### Source data
====

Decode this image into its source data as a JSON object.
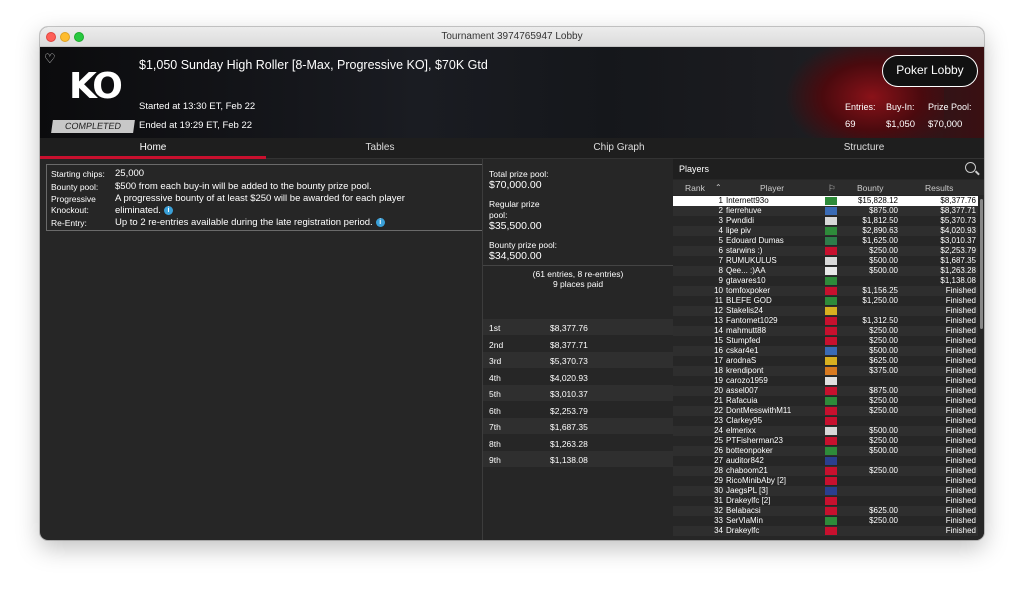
{
  "window": {
    "title": "Tournament 3974765947 Lobby"
  },
  "header": {
    "logo": "KO",
    "status_badge": "COMPLETED",
    "tournament_name": "$1,050 Sunday High Roller [8-Max, Progressive KO], $70K Gtd",
    "started": "Started at 13:30 ET, Feb 22",
    "ended": "Ended at 19:29 ET, Feb 22",
    "lobby_button": "Poker Lobby",
    "stats": [
      {
        "label": "Entries:",
        "value": "69"
      },
      {
        "label": "Buy-In:",
        "value": "$1,050"
      },
      {
        "label": "Prize Pool:",
        "value": "$70,000"
      }
    ]
  },
  "tabs": [
    "Home",
    "Tables",
    "Chip Graph",
    "Structure"
  ],
  "info": {
    "starting_chips_label": "Starting chips:",
    "starting_chips": "25,000",
    "bounty_pool_label": "Bounty pool:",
    "bounty_pool": "$500 from each buy-in will be added to the bounty prize pool.",
    "pko_label_1": "Progressive",
    "pko_label_2": "Knockout:",
    "pko_line1": "A progressive bounty of at least $250 will be awarded for each player",
    "pko_line2": "eliminated.",
    "reentry_label": "Re-Entry:",
    "reentry": "Up to 2 re-entries available during the late registration period."
  },
  "prize": {
    "total_label": "Total prize pool:",
    "total": "$70,000.00",
    "regular_label_1": "Regular prize",
    "regular_label_2": "pool:",
    "regular": "$35,500.00",
    "bounty_label": "Bounty prize pool:",
    "bounty": "$34,500.00",
    "note1": "(61 entries, 8 re-entries)",
    "note2": "9 places paid",
    "places": [
      {
        "place": "1st",
        "amount": "$8,377.76"
      },
      {
        "place": "2nd",
        "amount": "$8,377.71"
      },
      {
        "place": "3rd",
        "amount": "$5,370.73"
      },
      {
        "place": "4th",
        "amount": "$4,020.93"
      },
      {
        "place": "5th",
        "amount": "$3,010.37"
      },
      {
        "place": "6th",
        "amount": "$2,253.79"
      },
      {
        "place": "7th",
        "amount": "$1,687.35"
      },
      {
        "place": "8th",
        "amount": "$1,263.28"
      },
      {
        "place": "9th",
        "amount": "$1,138.08"
      }
    ]
  },
  "players": {
    "title": "Players",
    "columns": [
      "Rank",
      "Player",
      "Bounty",
      "Results"
    ],
    "rows": [
      {
        "rank": "1",
        "name": "Internett93o",
        "flag": "#2e8b3a",
        "bounty": "$15,828.12",
        "result": "$8,377.76"
      },
      {
        "rank": "2",
        "name": "fierrehuve",
        "flag": "#3a6bb5",
        "bounty": "$875.00",
        "result": "$8,377.71"
      },
      {
        "rank": "3",
        "name": "Pwndidi",
        "flag": "#d8d8d8",
        "bounty": "$1,812.50",
        "result": "$5,370.73"
      },
      {
        "rank": "4",
        "name": "lipe piv",
        "flag": "#2e8b3a",
        "bounty": "$2,890.63",
        "result": "$4,020.93"
      },
      {
        "rank": "5",
        "name": "Edouard Dumas",
        "flag": "#2e7d4a",
        "bounty": "$1,625.00",
        "result": "$3,010.37"
      },
      {
        "rank": "6",
        "name": "starwins :)",
        "flag": "#c8102e",
        "bounty": "$250.00",
        "result": "$2,253.79"
      },
      {
        "rank": "7",
        "name": "RUMUKULUS",
        "flag": "#d8d8d8",
        "bounty": "$500.00",
        "result": "$1,687.35"
      },
      {
        "rank": "8",
        "name": "Qee... :)AA",
        "flag": "#e8e8e8",
        "bounty": "$500.00",
        "result": "$1,263.28"
      },
      {
        "rank": "9",
        "name": "gtavares10",
        "flag": "#2e8b3a",
        "bounty": "",
        "result": "$1,138.08"
      },
      {
        "rank": "10",
        "name": "tomfoxpoker",
        "flag": "#c8102e",
        "bounty": "$1,156.25",
        "result": "Finished"
      },
      {
        "rank": "11",
        "name": "BLEFE GOD",
        "flag": "#2e8b3a",
        "bounty": "$1,250.00",
        "result": "Finished"
      },
      {
        "rank": "12",
        "name": "Stakelis24",
        "flag": "#d8b020",
        "bounty": "",
        "result": "Finished"
      },
      {
        "rank": "13",
        "name": "Fantomet1029",
        "flag": "#c8102e",
        "bounty": "$1,312.50",
        "result": "Finished"
      },
      {
        "rank": "14",
        "name": "mahmutt88",
        "flag": "#c8102e",
        "bounty": "$250.00",
        "result": "Finished"
      },
      {
        "rank": "15",
        "name": "Stumpfed",
        "flag": "#c8102e",
        "bounty": "$250.00",
        "result": "Finished"
      },
      {
        "rank": "16",
        "name": "cskar4e1",
        "flag": "#3a6bb5",
        "bounty": "$500.00",
        "result": "Finished"
      },
      {
        "rank": "17",
        "name": "arodnaS",
        "flag": "#d8b020",
        "bounty": "$625.00",
        "result": "Finished"
      },
      {
        "rank": "18",
        "name": "krendipont",
        "flag": "#d87a20",
        "bounty": "$375.00",
        "result": "Finished"
      },
      {
        "rank": "19",
        "name": "carozo1959",
        "flag": "#e0e0e0",
        "bounty": "",
        "result": "Finished"
      },
      {
        "rank": "20",
        "name": "assel007",
        "flag": "#c8102e",
        "bounty": "$875.00",
        "result": "Finished"
      },
      {
        "rank": "21",
        "name": "Rafacuia",
        "flag": "#2e8b3a",
        "bounty": "$250.00",
        "result": "Finished"
      },
      {
        "rank": "22",
        "name": "DontMesswithM11",
        "flag": "#c8102e",
        "bounty": "$250.00",
        "result": "Finished"
      },
      {
        "rank": "23",
        "name": "Clarkey95",
        "flag": "#c8102e",
        "bounty": "",
        "result": "Finished"
      },
      {
        "rank": "24",
        "name": "elmerixx",
        "flag": "#d8d8d8",
        "bounty": "$500.00",
        "result": "Finished"
      },
      {
        "rank": "25",
        "name": "PTFisherman23",
        "flag": "#c8102e",
        "bounty": "$250.00",
        "result": "Finished"
      },
      {
        "rank": "26",
        "name": "botteonpoker",
        "flag": "#2e8b3a",
        "bounty": "$500.00",
        "result": "Finished"
      },
      {
        "rank": "27",
        "name": "auditor842",
        "flag": "#2a3f8f",
        "bounty": "",
        "result": "Finished"
      },
      {
        "rank": "28",
        "name": "chaboom21",
        "flag": "#c8102e",
        "bounty": "$250.00",
        "result": "Finished"
      },
      {
        "rank": "29",
        "name": "RicoMinibAby [2]",
        "flag": "#c8102e",
        "bounty": "",
        "result": "Finished"
      },
      {
        "rank": "30",
        "name": "JaegsPL [3]",
        "flag": "#2a3f8f",
        "bounty": "",
        "result": "Finished"
      },
      {
        "rank": "31",
        "name": "Drakeylfc [2]",
        "flag": "#c8102e",
        "bounty": "",
        "result": "Finished"
      },
      {
        "rank": "32",
        "name": "Belabacsi",
        "flag": "#c8102e",
        "bounty": "$625.00",
        "result": "Finished"
      },
      {
        "rank": "33",
        "name": "SerVlaMin",
        "flag": "#2e8b3a",
        "bounty": "$250.00",
        "result": "Finished"
      },
      {
        "rank": "34",
        "name": "Drakeylfc",
        "flag": "#c8102e",
        "bounty": "",
        "result": "Finished"
      }
    ]
  }
}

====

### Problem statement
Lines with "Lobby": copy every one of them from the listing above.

### Reply
    "title": "Tournament 3974765947 Lobby"
    "lobby_button": "Poker Lobby",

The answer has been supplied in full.